Snap the First Chalk Line
Drive a small nail at the center mark at one end of the room, then slip the hook of the chalk line onto the nail. Alternatively, have a helper hold the end of the chalk line on the mark. Extend the chalk line to the center mark at the opposite end of the room. Pull the line very taut, and then hold the line down on the mark with one hand. Reach out with your other hand and lift up the chalk line about 10 to 12 inches from the floor—pulling straight up—then release the line so it snaps down onto the floor, creating a crisp, straight line.
Create the Second Reference Line
Measure the total length of the chalked line, then divide the length in half. Mark this halfway point on the line. Position a T-square or framing square on the line so the corner of the square is on the center mark and the short leg of the square is perfectly aligned with the chalk line. (This step works better with a square rather than a level.) Hold the square firmly so it doesn't move, and trace along the long leg of the square, starting at the center mark. Use the square to extend the pencil line on the other side of the chalk line.
With a helper, extend the chalk line across the room, pull it taut, and align it perfectly with the pencil line at the room's center. Be careful not to rub or strike the line against the floor, as this will transfer chalk to the floor. Snap the chalk line as before to create a full-length reference line through the pencil line. You now have two perpendicular lines dividing the room into four equal quadrants.
Tips for Laying Tile Using Your Reference Lines
As you start laying tile, work outward from the center point. Start a straight line for tile by placing the first tile against the intersection of the two lines. Complete the first quadrant before moving on to any of the others. This will allow you to estimate how much material you will need for the entire room. It will also make you aware of any specially sized tiles that you will have to cut, to complete the design and flush it up against the walls.
You need to be careful not to step on the floor until the adhesive is completely dry. Be aware of the space around you to ensure that you don't back yourself into a corner as you work. In some cases, you may need to leave rows of tile empty until the end, so that you have a path out. Whenever possible, leave the quadrant that contains the room's entry door for last.
While you're tiling, and especially as you do your first rows of floor tiles, consistently check if the tile is level using your T-square, framing square, or level. It is the only way to get perfectly level tiles. Also, use spacers between tiles to ensure they're straight and evenly spaced on the guiding lines.
Should tile run horizontal or vertical?
What is a tile border called?
Do you have to start in the middle when tiling?

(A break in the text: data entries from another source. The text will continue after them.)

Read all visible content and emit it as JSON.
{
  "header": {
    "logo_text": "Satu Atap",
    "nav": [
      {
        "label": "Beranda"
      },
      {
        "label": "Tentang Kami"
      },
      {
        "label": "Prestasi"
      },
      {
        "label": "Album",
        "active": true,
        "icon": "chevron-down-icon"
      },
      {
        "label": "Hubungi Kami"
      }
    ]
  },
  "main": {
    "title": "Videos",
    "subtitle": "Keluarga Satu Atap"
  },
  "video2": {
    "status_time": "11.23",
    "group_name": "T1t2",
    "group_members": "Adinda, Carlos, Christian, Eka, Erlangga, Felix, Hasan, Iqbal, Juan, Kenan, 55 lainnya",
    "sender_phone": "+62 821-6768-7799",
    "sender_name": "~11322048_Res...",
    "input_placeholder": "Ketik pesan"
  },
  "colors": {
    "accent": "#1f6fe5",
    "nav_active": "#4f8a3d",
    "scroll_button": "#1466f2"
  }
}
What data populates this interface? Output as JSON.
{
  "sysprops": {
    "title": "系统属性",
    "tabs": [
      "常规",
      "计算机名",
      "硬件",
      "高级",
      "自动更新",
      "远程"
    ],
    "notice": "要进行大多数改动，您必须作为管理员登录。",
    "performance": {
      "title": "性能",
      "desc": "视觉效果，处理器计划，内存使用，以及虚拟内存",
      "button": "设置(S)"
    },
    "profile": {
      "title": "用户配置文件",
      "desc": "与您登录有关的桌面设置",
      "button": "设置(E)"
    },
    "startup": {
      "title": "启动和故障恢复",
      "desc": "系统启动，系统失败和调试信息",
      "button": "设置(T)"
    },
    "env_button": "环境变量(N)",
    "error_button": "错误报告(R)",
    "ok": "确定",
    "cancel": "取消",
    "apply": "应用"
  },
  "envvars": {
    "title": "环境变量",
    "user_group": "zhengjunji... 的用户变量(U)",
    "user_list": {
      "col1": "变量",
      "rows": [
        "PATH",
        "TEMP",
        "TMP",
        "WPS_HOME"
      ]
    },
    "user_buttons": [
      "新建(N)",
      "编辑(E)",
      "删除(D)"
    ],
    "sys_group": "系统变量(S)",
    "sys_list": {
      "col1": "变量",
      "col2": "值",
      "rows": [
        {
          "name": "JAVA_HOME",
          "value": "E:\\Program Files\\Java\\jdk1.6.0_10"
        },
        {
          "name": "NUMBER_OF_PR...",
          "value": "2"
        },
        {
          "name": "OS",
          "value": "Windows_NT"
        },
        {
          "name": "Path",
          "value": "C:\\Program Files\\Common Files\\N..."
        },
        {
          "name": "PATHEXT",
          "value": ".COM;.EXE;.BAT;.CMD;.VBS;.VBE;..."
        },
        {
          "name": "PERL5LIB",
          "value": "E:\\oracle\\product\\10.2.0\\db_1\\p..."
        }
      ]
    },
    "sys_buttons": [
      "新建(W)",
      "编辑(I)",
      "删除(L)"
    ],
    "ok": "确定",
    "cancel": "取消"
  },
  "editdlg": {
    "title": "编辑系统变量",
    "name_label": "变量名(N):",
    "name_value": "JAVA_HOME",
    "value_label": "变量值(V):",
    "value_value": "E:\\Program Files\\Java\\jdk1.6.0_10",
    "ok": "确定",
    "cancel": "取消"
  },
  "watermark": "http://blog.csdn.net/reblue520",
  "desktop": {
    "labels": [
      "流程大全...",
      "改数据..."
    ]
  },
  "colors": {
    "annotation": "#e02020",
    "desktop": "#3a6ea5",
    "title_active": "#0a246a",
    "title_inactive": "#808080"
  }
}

You don't have to start tiling in the middle, but if you do, any flaws and uneven tiling will be a little more hidden and less obvious as you reach the outer edges of a room or space. You can also hide trim flaws better on the outer edges with listello.